▶ ACTION ITEM:
Only the lines with "from" in the entries below belong in the answer; please copy them.
______
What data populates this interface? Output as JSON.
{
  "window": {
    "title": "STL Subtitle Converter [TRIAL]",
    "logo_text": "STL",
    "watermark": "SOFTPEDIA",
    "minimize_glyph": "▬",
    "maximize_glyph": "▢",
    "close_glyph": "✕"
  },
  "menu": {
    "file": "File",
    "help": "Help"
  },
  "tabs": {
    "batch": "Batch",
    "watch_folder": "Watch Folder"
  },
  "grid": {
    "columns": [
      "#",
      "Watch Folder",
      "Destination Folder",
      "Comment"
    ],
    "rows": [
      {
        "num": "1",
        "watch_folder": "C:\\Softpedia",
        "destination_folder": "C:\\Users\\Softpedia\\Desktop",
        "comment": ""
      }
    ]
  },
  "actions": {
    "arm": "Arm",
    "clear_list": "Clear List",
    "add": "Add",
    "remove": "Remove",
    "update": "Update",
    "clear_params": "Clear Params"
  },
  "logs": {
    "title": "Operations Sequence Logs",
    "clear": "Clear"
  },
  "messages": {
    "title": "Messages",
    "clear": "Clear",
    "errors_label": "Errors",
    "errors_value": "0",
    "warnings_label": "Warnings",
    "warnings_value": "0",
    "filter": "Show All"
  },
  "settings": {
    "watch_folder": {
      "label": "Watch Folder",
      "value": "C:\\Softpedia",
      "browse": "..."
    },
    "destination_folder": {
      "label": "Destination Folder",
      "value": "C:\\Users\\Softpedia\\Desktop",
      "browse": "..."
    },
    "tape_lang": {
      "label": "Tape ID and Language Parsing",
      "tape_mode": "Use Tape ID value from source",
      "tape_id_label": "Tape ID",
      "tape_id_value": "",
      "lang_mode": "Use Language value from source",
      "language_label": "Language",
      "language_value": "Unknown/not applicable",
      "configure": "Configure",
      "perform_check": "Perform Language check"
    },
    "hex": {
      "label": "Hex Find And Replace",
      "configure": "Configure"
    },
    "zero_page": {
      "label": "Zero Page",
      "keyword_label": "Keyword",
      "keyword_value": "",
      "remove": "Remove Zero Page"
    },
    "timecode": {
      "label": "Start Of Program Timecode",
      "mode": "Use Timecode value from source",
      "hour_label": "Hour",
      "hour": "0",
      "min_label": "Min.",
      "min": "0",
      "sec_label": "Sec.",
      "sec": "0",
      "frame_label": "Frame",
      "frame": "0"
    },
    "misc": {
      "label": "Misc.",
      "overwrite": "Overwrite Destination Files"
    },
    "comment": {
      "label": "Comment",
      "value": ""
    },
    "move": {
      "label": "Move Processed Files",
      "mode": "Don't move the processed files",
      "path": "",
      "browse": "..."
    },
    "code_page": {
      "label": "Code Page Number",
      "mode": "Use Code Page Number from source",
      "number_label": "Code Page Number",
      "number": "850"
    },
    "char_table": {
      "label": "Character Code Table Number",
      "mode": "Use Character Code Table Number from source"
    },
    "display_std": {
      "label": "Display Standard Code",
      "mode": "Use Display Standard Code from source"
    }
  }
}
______
▶ WRITTEN REPLY:
      "tape_mode": "Use Tape ID value from source",
      "lang_mode": "Use Language value from source",
      "mode": "Use Timecode value from source",
      "mode": "Use Code Page Number from source",
      "mode": "Use Character Code Table Number from source"
      "mode": "Use Display Standard Code from source"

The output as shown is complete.